After all, I typically expect to be able to pay with my debit card when I am out shopping. At the time that I first wrote this, my shop had been accepting credit cards for 14 days. I wish that I would have started accepting credit cards sooner. Two months later as I update this article, I still wish that I would have started taking credit cards sooner.
10 Reasons Why It is Beneficial for a Small Retail Business to Accept Credit Cards
- Most people expect to be able to use their credit/debit card
- The convenience allows a better shopping experience
- There is not the risk of the person NOT coming back with cash
- Credit card payments allow a person to make a purchase even if they do not have the money.
- Credit cards allow people to make larger purchases. They are not restricted to the cash they have with them.
- You minimize your risks of accepting a bad check that will bounce. If you accept checks, this is always a possibility.
- You reduce the risk of accepting counterfeit money since more of your transactions are being paid with credit or debit cards.
- Should there be some sort of emergency such as a robbery, a fire or some other accident, you stand to lose less money since you will have less cash in the drawer.
- Save time and gas by NOT having to drive to the bank to make as many cash deposits. (This has been one of the biggest bonuses to accepting credit cards that I did not anticipate.)
- It feels great to be able to see someone pulling out a credit card for a large purchase and knowing you don’t have to worry about potentially losing the sale.
- Depending on your merchant that you use to process the payments, there may be additional reports and features available that will assist you with running your business.
If I had to do it all over again, I would have set my business up to accept credit card and debit card payments even sooner. My sales have gotten bigger. It has been wonderful to avoid the “I am sorry, we don’t accept credit card” discussion. I love the convenience of not having to go to the bank as often. (This may sound funny but my small town bank will not allow us to make deposits with the ATM machine. We have to either go through the drive through or inside. Even though I have to wait a few days for my sales revenue to be deposited into the bank account; I find the reduction of trips to the bank is more than worth it.)
What about you? Do you use credit cards when you shop? When is the last time that you bought anything from a store that did NOT accept credit cards?

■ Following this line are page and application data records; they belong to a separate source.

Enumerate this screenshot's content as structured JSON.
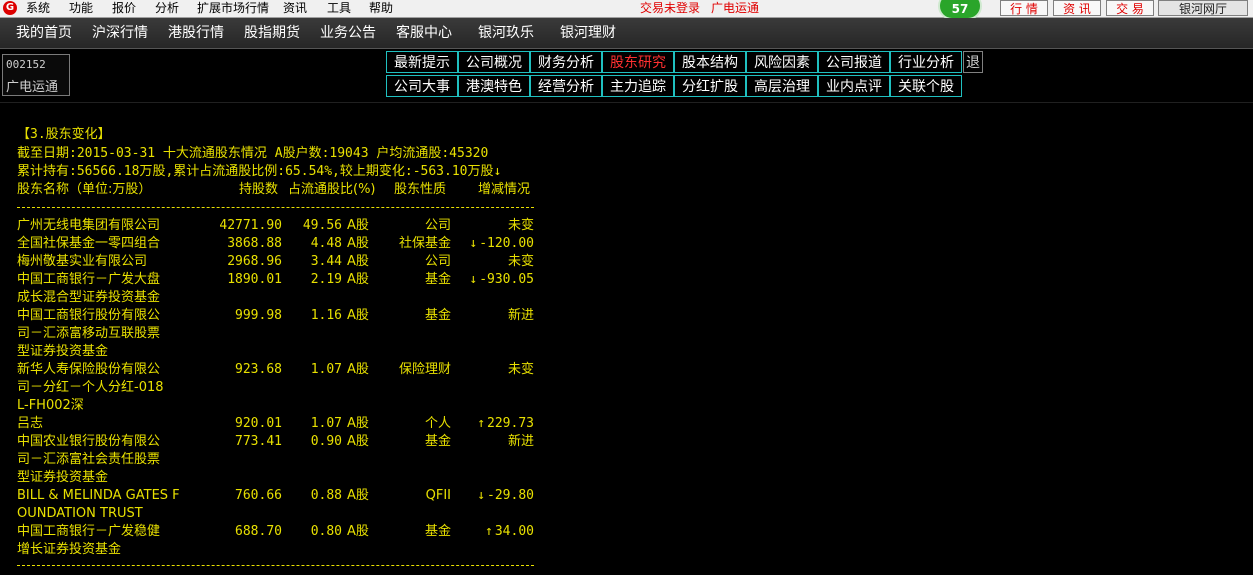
{
  "menubar": {
    "items": [
      "系统",
      "功能",
      "报价",
      "分析",
      "扩展市场行情",
      "资讯",
      "工具",
      "帮助"
    ],
    "status_login": "交易未登录",
    "status_stock": "广电运通",
    "badge": "57",
    "buttons": [
      "行 情",
      "资 讯",
      "交 易",
      "银河网厅"
    ]
  },
  "nav": {
    "items": [
      "我的首页",
      "沪深行情",
      "港股行情",
      "股指期货",
      "业务公告",
      "客服中心",
      "银河玖乐",
      "银河理财"
    ]
  },
  "stock": {
    "code": "002152",
    "name": "广电运通"
  },
  "tabs": {
    "row1": [
      "最新提示",
      "公司概况",
      "财务分析",
      "股东研究",
      "股本结构",
      "风险因素",
      "公司报道",
      "行业分析"
    ],
    "row2": [
      "公司大事",
      "港澳特色",
      "经营分析",
      "主力追踪",
      "分红扩股",
      "高层治理",
      "业内点评",
      "关联个股"
    ],
    "active": "股东研究",
    "side": "退"
  },
  "report": {
    "section_title": "【3.股东变化】",
    "summary1": "截至日期:2015-03-31 十大流通股东情况 A股户数:19043 户均流通股:45320",
    "summary2": "累计持有:56566.18万股,累计占流通股比例:65.54%,较上期变化:-563.10万股↓",
    "headers": {
      "name": "股东名称（单位:万股）",
      "shares": "持股数",
      "ratio": "占流通股比(%)",
      "type": "股东性质",
      "change": "增减情况"
    },
    "rows": [
      {
        "name_lines": [
          "广州无线电集团有限公司"
        ],
        "shares": "42771.90",
        "ratio": "49.56",
        "cls": "A股",
        "type": "公司",
        "change": "未变",
        "dir": ""
      },
      {
        "name_lines": [
          "全国社保基金一零四组合"
        ],
        "shares": "3868.88",
        "ratio": "4.48",
        "cls": "A股",
        "type": "社保基金",
        "change": "-120.00",
        "dir": "↓"
      },
      {
        "name_lines": [
          "梅州敬基实业有限公司"
        ],
        "shares": "2968.96",
        "ratio": "3.44",
        "cls": "A股",
        "type": "公司",
        "change": "未变",
        "dir": ""
      },
      {
        "name_lines": [
          "中国工商银行－广发大盘",
          "成长混合型证券投资基金"
        ],
        "shares": "1890.01",
        "ratio": "2.19",
        "cls": "A股",
        "type": "基金",
        "change": "-930.05",
        "dir": "↓"
      },
      {
        "name_lines": [
          "中国工商银行股份有限公",
          "司－汇添富移动互联股票",
          "型证券投资基金"
        ],
        "shares": "999.98",
        "ratio": "1.16",
        "cls": "A股",
        "type": "基金",
        "change": "新进",
        "dir": ""
      },
      {
        "name_lines": [
          "新华人寿保险股份有限公",
          "司－分红－个人分红-018",
          "L-FH002深"
        ],
        "shares": "923.68",
        "ratio": "1.07",
        "cls": "A股",
        "type": "保险理财",
        "change": "未变",
        "dir": ""
      },
      {
        "name_lines": [
          "吕志"
        ],
        "shares": "920.01",
        "ratio": "1.07",
        "cls": "A股",
        "type": "个人",
        "change": "229.73",
        "dir": "↑"
      },
      {
        "name_lines": [
          "中国农业银行股份有限公",
          "司－汇添富社会责任股票",
          "型证券投资基金"
        ],
        "shares": "773.41",
        "ratio": "0.90",
        "cls": "A股",
        "type": "基金",
        "change": "新进",
        "dir": ""
      },
      {
        "name_lines": [
          "BILL & MELINDA GATES F",
          "OUNDATION TRUST"
        ],
        "shares": "760.66",
        "ratio": "0.88",
        "cls": "A股",
        "type": "QFII",
        "change": "-29.80",
        "dir": "↓"
      },
      {
        "name_lines": [
          "中国工商银行－广发稳健",
          "增长证券投资基金"
        ],
        "shares": "688.70",
        "ratio": "0.80",
        "cls": "A股",
        "type": "基金",
        "change": "34.00",
        "dir": "↑"
      }
    ]
  }
}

In my next blog post, I will discuss how to actually get set up so that you can accept credit cards and debit cards. It is easier than you think.

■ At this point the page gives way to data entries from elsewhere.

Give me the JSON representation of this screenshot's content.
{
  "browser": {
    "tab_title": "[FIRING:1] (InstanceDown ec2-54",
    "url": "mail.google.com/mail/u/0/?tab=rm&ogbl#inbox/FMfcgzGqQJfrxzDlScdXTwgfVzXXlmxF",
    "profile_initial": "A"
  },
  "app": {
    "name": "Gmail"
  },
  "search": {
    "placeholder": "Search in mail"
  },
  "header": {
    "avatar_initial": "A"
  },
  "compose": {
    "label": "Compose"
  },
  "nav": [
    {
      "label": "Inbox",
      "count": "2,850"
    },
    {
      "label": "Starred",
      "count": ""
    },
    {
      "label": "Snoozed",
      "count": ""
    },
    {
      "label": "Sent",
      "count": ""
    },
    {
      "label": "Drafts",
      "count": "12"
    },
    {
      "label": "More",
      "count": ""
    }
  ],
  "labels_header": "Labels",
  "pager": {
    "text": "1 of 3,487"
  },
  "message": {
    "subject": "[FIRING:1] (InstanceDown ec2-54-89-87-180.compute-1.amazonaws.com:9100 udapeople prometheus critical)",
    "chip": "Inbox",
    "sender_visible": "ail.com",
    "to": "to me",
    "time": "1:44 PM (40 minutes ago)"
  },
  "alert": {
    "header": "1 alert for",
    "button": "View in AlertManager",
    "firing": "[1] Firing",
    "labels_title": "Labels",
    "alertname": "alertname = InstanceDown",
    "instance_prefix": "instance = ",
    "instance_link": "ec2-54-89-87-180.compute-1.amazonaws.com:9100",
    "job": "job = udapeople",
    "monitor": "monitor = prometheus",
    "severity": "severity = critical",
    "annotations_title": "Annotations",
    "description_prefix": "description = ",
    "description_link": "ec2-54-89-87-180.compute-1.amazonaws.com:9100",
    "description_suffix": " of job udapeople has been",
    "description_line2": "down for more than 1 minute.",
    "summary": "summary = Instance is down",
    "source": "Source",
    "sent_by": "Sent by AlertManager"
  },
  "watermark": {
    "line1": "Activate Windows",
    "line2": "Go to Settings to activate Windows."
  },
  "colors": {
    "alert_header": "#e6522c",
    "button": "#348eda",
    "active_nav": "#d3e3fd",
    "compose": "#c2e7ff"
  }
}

Thanks for reading. Best wishes as you start and grow your business.